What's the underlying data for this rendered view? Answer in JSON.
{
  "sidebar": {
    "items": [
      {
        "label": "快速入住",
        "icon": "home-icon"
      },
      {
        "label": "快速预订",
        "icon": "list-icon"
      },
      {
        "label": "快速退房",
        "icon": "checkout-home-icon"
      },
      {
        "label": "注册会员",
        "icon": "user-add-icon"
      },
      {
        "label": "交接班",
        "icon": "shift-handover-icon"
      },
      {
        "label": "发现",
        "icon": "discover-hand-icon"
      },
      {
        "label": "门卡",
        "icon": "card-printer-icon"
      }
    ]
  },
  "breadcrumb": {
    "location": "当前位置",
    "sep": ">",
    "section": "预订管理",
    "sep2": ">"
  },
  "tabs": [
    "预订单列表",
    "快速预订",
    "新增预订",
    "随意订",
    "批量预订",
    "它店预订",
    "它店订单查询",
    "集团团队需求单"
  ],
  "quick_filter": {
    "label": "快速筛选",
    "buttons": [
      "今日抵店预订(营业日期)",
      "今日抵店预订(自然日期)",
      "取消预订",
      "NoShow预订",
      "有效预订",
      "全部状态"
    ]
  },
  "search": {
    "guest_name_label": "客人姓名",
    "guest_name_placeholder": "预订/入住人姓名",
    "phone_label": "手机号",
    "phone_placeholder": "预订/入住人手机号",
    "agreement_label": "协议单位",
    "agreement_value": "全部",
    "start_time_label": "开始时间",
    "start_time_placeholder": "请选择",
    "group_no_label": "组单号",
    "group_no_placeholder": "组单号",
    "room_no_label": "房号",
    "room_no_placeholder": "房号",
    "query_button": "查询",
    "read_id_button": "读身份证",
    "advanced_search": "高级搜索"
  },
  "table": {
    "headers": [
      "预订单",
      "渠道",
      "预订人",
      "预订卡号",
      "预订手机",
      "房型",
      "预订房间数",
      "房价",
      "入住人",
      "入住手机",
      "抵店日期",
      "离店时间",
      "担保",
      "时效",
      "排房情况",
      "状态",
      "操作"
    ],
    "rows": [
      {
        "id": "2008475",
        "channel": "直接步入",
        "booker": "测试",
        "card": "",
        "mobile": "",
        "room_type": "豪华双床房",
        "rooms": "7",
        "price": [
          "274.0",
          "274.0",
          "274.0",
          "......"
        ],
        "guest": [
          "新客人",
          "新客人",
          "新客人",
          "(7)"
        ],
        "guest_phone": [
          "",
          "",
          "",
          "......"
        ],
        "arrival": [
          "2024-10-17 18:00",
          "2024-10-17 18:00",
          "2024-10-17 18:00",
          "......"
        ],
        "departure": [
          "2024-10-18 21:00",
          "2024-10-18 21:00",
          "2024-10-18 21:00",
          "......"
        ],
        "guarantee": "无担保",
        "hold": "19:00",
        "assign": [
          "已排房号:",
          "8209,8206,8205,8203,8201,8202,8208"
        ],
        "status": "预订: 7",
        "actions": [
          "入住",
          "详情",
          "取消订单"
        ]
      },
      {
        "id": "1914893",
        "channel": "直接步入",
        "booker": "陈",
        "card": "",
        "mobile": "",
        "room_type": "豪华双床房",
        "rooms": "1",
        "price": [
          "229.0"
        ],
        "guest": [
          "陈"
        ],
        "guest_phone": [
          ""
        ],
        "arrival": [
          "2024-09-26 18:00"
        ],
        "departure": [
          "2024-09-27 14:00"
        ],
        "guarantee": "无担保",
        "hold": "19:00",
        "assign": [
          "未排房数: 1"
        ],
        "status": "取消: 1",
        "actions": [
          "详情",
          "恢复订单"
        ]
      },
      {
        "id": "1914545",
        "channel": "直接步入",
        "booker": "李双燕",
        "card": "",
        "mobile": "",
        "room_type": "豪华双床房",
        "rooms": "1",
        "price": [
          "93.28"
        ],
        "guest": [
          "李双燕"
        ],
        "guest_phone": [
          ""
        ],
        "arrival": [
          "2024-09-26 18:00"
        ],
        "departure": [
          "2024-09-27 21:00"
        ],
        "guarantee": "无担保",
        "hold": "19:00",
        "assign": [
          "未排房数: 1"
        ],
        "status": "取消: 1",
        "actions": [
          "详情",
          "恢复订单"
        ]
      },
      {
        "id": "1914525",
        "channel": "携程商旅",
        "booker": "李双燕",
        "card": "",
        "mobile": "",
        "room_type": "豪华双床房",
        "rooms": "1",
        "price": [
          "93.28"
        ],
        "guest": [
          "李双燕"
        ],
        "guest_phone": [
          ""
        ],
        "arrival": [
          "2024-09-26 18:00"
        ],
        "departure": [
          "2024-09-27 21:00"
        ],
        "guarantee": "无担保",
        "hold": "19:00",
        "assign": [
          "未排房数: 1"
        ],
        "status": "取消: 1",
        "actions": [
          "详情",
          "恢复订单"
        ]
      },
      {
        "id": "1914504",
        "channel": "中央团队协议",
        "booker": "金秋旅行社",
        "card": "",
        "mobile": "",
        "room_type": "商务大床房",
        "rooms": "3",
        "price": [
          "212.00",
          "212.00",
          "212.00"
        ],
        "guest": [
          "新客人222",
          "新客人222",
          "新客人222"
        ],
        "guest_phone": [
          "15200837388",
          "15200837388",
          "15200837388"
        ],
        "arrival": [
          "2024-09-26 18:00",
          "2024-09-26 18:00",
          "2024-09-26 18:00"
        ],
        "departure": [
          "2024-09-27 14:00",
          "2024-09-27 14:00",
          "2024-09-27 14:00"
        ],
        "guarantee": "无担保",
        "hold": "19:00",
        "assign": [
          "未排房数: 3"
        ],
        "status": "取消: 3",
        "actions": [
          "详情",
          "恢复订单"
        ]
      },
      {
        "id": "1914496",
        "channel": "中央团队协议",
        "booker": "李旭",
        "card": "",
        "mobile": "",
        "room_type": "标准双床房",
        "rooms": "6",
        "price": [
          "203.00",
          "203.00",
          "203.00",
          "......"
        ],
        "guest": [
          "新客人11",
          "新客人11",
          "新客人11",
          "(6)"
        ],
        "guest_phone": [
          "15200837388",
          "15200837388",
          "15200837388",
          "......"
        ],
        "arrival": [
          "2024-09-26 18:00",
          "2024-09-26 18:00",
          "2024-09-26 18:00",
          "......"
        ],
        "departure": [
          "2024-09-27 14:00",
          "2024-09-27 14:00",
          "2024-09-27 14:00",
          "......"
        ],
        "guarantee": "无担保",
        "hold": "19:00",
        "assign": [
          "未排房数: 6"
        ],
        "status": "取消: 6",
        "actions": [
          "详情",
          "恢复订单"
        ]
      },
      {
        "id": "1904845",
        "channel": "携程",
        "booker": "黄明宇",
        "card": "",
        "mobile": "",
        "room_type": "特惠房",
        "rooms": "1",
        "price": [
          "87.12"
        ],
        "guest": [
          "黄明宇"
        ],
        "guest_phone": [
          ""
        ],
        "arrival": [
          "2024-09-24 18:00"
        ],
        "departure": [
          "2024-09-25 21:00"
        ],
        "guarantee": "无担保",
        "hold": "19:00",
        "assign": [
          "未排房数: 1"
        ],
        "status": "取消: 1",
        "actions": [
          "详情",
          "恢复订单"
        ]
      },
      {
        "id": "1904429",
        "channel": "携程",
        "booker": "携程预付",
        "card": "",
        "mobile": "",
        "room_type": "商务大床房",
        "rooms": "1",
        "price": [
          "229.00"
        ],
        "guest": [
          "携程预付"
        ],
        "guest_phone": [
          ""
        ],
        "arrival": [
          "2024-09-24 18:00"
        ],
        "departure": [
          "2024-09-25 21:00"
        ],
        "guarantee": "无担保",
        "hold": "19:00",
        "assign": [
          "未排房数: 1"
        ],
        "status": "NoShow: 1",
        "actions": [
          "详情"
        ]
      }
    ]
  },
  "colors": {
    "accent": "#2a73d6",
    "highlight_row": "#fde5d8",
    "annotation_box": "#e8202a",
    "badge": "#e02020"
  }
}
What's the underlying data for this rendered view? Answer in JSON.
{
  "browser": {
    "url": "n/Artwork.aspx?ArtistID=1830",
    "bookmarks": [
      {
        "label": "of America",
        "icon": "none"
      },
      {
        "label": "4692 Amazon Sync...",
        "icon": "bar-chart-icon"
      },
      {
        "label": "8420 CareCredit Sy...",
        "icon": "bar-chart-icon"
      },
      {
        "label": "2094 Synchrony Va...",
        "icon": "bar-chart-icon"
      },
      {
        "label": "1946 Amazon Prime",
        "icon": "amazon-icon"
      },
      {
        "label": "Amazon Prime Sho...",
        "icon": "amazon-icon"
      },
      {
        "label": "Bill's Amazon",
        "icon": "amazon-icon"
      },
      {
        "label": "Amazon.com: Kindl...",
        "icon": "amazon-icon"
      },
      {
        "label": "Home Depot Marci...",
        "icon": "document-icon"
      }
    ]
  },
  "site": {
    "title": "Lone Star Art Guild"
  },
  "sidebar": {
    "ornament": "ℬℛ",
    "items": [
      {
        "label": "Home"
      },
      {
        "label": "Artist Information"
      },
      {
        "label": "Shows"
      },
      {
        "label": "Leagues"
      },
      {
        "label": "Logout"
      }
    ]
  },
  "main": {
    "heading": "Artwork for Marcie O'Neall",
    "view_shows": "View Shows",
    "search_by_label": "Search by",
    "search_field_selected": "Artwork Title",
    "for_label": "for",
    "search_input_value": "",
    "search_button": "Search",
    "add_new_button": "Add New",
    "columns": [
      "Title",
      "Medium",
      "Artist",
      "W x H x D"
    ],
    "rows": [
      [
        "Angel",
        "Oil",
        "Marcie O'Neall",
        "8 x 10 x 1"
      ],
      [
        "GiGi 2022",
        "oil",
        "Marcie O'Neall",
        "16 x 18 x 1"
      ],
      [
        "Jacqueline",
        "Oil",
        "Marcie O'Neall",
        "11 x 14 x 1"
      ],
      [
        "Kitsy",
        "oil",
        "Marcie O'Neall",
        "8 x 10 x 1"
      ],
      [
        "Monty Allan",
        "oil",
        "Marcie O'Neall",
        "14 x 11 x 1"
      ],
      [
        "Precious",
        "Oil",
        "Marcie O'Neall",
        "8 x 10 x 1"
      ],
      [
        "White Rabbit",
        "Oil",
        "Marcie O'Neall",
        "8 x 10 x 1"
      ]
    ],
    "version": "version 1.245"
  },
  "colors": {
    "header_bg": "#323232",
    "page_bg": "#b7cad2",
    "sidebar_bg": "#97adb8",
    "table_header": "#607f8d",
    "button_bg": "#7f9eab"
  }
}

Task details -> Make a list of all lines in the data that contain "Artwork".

Expected output ->
    "url": "n/Artwork.aspx?ArtistID=1830",
    "heading": "Artwork for Marcie O'Neall",
    "search_field_selected": "Artwork Title",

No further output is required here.